Designers of the new “essential health benefits” (EHB) package should make sure that consumers have the ability to compare dental plans and buy dental coverage separately from medical coverage.
Dr. William Kohn, a representative of the Delta Dental Plans Association, Oak Brook, Ill., makes that argument in testimony presented to the U.S. Department of Health and Human Services (HHS).
HHS is now conducting regional listening meetings to get information and opinions regulators will use as they are creating the EHB.
The Patient Protection and Affordable Care Act of 2010 (PPACA) calls for HHS to define an EHB package.
If PPACA takes effect as written and works as drafters expect, individuals and small employers will be able to use new federal subsidies to buy health coverage through a new system of health insurance distribution exchanges starting in 2014. Plan managers will have to help consumers and others compare plan costs, on and off the exchanges, by stating what percentage of the actuarial value of the EHB package that each major medical plan sold covers.
A bottom-level “bronze” plan must cover 60% of the actuarial value of the EHB package, and a top-level “platinum” plan must cover 90% of the actuarial value of the EHB package.
PPACA requires the EHB package to include dental benefits for children.
Kohn, a former director of the Division of Oral Health at the Centers for Disease Control and Prevention (CDC), is now a vice president at Delta Dental, an association that represents a national system of large, nonprofit dental plans.

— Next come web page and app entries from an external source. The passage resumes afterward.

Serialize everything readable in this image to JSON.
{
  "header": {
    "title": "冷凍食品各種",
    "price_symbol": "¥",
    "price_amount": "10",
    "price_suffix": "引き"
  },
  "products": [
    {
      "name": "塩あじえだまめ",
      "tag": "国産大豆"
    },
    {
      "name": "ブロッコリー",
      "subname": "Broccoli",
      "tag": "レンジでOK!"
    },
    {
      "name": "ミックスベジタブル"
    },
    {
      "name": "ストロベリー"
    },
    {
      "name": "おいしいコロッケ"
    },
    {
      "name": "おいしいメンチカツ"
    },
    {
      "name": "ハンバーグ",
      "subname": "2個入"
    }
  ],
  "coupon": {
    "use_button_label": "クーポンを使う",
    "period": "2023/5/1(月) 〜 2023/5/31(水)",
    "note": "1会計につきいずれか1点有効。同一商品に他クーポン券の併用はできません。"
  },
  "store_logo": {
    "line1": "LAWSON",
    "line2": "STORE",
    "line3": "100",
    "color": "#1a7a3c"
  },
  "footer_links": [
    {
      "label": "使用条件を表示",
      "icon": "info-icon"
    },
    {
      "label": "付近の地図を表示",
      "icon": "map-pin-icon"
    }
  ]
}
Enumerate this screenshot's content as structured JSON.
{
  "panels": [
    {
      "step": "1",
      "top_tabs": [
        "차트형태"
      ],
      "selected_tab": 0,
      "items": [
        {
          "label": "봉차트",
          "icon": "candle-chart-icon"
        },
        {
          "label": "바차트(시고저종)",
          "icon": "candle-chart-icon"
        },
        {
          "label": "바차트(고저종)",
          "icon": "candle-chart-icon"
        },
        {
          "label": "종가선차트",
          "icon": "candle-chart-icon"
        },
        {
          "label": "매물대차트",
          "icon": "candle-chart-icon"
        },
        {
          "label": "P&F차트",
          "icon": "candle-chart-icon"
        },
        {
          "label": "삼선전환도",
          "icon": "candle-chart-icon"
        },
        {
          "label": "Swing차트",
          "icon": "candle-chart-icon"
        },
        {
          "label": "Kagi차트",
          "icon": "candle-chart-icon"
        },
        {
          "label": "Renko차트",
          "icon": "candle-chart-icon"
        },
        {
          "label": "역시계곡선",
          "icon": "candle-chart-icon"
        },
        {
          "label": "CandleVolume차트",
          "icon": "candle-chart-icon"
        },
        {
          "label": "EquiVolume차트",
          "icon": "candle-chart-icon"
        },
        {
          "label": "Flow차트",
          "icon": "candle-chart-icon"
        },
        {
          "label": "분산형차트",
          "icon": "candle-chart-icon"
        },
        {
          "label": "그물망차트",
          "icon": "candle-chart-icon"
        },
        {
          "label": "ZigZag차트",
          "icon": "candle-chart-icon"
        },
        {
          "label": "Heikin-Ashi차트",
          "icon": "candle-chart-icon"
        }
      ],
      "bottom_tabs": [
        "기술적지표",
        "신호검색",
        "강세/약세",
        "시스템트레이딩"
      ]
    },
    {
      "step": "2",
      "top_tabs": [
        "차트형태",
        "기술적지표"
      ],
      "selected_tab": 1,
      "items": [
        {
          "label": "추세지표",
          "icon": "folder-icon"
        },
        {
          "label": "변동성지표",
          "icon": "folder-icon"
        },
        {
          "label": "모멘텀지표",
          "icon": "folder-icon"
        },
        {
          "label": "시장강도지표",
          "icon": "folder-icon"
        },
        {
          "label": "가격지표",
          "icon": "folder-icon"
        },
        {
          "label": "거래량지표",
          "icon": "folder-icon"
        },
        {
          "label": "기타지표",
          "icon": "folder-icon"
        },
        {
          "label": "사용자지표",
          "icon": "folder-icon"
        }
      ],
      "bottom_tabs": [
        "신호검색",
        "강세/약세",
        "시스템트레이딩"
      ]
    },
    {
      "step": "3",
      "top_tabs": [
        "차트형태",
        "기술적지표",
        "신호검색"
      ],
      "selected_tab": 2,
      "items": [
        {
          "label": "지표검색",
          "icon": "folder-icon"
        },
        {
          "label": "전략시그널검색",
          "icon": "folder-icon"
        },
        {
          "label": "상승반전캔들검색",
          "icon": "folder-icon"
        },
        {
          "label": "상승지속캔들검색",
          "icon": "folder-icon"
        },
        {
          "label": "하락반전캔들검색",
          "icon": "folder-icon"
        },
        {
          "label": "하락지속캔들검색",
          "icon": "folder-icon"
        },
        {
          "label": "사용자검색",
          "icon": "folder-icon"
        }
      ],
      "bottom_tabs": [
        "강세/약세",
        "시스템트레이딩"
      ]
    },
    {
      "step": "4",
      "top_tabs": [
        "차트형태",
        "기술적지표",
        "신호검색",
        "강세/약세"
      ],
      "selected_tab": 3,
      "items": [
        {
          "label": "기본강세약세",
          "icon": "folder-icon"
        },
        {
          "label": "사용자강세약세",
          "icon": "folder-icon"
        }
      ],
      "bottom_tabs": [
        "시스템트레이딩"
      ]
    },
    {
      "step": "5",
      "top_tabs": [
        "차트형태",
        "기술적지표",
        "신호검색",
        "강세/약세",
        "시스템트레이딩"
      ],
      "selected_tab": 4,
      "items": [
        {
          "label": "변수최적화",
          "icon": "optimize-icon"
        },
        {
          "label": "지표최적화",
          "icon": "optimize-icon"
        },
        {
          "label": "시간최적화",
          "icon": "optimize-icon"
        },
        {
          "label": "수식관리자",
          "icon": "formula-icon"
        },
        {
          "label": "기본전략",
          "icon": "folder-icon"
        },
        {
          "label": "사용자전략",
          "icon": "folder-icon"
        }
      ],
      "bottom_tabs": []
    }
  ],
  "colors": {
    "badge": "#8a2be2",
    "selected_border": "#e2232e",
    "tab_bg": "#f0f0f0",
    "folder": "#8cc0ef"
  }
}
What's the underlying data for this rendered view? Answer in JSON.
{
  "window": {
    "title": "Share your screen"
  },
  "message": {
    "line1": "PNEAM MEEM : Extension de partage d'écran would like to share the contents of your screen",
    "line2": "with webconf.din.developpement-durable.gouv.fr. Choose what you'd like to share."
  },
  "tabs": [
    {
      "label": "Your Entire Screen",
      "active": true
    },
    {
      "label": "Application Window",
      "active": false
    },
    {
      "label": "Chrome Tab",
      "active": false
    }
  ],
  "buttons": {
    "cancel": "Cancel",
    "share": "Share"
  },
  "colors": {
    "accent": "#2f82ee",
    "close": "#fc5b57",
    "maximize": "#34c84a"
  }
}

The plans provide dental coverage for 56 million people, including 18 million children.
Kohn notes in a written version of testimony delivered at an HHS meeting in October that scientists are finding evidence that problems with oral health can hurt an individual’s overall physical health.
“Fortunately, dental disease is also highly preventable, and cost-effective, science-based preventive therapies exist to virtually eliminate dental disease if applied at the right time, at the right frequency, and to the right children,” Kohn says in the written testimony.
CDC figures show that just 20% of the children ages 2 to 19 get 80% of all the cavities that children get, and many of the children who get the cavities are low-income children who lack regular access to dental coverage and dental care, Kohn says.